Thomas Hobbes, one of the most important figures in the history of political philosophy, is still widely regarded as a predominantly secular thinker. Yet a great deal of his political thought was motivated by the need to address problems of a distinctively religious nature. This is the first collection of essays dedicated to the complex and rich intersections between Hobbes's political and religious thought. Written by experts in the field, the volume opens up new
directions for thinking about his treatment of religion as a political phenomenon and the political dimensions of his engagement with Christian doctrines and their history. The chapters investigate his strategies for showing how his provocative political positions could be accepted by different
religious audiences for whom fidelity to religious texts was of crucial importance, while also considering the legacy of his ideas and examining their relevance for contemporary concerns. Some chapters do so by pursuing mainly historical inquiries about the motives and circumstances of Hobbes's writings, while others reconstruct the logic of his arguments and test their philosophical coherence. They thus offer wide-ranging and sometimes conflicting assessments of Hobbes's ideas, yet they all
demonstrate how closely intertwined his political and religious preoccupations are and thereby showcase how this perspective can help us to better understand his thought.
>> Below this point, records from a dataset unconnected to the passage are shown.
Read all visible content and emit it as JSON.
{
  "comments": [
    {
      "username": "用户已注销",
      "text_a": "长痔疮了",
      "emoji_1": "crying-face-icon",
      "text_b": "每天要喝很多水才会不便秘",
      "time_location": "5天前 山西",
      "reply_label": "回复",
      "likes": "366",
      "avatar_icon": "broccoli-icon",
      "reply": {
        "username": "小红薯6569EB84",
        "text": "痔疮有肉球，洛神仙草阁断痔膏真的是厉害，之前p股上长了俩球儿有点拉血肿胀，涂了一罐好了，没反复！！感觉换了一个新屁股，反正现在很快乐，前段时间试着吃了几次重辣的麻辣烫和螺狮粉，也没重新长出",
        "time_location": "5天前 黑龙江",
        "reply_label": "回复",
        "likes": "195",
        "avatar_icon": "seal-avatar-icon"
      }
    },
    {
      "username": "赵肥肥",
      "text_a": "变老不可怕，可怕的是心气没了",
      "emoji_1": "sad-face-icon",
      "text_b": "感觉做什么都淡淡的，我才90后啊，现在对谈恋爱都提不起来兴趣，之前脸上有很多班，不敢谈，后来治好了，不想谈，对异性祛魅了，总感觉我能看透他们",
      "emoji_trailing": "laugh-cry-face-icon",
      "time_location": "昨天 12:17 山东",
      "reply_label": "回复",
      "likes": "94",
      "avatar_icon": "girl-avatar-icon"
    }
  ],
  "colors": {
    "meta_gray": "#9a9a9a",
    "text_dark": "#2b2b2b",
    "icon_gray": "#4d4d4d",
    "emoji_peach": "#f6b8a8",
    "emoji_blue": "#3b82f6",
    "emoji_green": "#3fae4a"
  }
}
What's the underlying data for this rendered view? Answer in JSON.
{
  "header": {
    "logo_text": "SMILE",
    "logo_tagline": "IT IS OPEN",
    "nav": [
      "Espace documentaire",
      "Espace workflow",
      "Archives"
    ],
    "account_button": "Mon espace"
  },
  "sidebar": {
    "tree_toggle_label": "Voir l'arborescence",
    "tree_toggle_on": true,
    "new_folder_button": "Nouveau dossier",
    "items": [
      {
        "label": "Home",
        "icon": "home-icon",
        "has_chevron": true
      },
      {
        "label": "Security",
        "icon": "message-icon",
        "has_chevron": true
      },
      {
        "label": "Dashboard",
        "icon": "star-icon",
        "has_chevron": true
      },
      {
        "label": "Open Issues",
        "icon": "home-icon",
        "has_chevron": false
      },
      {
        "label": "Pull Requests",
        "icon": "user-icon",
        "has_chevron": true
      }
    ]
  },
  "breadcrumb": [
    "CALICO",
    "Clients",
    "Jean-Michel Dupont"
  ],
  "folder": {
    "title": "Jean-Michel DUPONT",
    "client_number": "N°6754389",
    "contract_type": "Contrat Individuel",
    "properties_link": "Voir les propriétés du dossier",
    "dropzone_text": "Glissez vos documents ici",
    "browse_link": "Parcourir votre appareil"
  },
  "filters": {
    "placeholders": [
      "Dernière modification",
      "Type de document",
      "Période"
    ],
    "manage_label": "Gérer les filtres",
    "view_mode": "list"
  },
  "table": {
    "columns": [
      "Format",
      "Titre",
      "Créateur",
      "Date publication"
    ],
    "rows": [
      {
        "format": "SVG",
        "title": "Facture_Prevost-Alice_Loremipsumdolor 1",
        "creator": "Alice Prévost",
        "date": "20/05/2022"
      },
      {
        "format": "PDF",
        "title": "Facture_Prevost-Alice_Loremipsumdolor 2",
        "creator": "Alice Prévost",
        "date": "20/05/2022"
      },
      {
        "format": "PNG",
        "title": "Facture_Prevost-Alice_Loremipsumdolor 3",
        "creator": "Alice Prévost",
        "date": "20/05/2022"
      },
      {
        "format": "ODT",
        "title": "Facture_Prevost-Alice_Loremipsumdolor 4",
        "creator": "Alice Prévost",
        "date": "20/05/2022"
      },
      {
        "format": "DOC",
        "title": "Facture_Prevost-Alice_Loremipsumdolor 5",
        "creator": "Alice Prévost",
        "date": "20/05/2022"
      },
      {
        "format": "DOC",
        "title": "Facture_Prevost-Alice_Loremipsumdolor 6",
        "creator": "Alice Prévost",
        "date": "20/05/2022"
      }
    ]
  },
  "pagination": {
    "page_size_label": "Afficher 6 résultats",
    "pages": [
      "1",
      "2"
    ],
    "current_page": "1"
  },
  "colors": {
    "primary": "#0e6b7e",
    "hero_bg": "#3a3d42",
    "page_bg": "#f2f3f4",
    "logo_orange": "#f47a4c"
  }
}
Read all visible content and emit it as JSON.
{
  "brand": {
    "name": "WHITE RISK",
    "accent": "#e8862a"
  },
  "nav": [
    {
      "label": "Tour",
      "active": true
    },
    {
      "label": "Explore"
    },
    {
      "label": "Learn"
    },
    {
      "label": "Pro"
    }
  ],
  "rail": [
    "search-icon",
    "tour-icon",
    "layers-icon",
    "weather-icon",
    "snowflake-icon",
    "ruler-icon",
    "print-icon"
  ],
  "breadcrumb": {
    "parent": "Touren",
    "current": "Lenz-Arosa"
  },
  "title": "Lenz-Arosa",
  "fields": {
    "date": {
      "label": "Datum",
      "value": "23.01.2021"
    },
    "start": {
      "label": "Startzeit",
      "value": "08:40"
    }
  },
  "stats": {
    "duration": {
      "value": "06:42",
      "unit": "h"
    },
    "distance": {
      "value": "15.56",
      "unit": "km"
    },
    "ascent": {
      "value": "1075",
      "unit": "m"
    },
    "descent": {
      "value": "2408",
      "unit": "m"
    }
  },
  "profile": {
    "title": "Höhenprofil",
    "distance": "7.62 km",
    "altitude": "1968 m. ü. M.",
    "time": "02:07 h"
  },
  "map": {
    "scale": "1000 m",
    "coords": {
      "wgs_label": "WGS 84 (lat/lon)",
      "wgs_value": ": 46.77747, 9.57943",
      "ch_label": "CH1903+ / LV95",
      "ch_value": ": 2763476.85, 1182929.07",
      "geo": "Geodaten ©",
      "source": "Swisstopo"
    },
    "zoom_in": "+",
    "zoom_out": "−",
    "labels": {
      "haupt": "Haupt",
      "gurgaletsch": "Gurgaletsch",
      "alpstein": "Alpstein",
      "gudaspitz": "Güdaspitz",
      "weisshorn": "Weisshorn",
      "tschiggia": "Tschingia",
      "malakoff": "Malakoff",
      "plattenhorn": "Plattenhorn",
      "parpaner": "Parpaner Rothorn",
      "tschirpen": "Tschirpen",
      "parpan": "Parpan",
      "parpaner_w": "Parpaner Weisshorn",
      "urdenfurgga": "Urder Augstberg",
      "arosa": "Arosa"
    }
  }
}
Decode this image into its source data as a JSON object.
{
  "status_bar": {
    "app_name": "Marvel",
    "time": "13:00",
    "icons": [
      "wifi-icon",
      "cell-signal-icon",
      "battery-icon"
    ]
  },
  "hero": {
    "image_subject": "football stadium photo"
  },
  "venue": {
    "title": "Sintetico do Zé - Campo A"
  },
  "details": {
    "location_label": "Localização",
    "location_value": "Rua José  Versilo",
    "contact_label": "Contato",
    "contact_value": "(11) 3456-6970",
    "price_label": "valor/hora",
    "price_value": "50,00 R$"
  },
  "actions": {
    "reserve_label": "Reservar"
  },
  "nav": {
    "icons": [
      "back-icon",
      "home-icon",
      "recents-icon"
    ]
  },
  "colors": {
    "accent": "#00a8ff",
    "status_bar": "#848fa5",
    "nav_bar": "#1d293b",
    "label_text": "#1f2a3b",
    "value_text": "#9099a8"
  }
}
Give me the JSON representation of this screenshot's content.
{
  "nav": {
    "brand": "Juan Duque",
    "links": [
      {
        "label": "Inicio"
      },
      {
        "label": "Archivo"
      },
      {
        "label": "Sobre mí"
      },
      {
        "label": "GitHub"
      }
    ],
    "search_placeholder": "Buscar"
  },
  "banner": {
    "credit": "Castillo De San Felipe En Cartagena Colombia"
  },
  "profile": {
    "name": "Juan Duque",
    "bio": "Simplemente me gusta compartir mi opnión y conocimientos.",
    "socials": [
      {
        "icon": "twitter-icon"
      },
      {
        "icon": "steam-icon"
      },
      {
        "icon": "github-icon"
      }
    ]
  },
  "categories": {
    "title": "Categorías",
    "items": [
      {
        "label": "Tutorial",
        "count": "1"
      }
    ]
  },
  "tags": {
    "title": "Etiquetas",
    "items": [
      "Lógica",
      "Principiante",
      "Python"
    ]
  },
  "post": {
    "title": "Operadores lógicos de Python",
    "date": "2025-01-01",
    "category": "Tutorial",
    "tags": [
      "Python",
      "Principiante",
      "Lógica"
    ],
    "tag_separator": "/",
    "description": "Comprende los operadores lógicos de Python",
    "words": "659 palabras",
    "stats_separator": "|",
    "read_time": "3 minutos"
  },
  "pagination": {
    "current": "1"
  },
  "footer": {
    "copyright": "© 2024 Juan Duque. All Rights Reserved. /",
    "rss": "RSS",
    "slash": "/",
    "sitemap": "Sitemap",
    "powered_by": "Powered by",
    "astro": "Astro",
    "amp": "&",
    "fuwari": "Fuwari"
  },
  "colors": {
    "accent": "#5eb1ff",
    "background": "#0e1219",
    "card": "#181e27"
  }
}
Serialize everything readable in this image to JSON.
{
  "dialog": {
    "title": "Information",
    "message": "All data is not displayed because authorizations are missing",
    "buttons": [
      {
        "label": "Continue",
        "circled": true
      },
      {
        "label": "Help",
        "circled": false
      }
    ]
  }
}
Laurens van Apeldoorn is Assistant Professor of Philosophy and a member of the Centre for Political Philosophy at Leiden University, the Netherlands. He has held visiting appointments at the University of Toronto, the University of Montreal, King's College London, and the University of Leuven. His research has appeared in journals including Archiv fur Geschichte der Philosophie, History of European Ideas, and Hobbes Studies. Robin Douglass is Senior Lecturer in Political Theory in the Department of Political Economy, King's College London. Before arriving at King's, he studied at the Universities of York and Exeter. His research focuses on seventeenth- and eighteenth- century political philosophy. He is the author of Rousseau and Hobbes: Nature, Free Will, and the Passions (2015) and has recently published articles in journals including the American Journal of Political Science, History of Political Thought, European Journal of Political Theory, and The Review of Politics.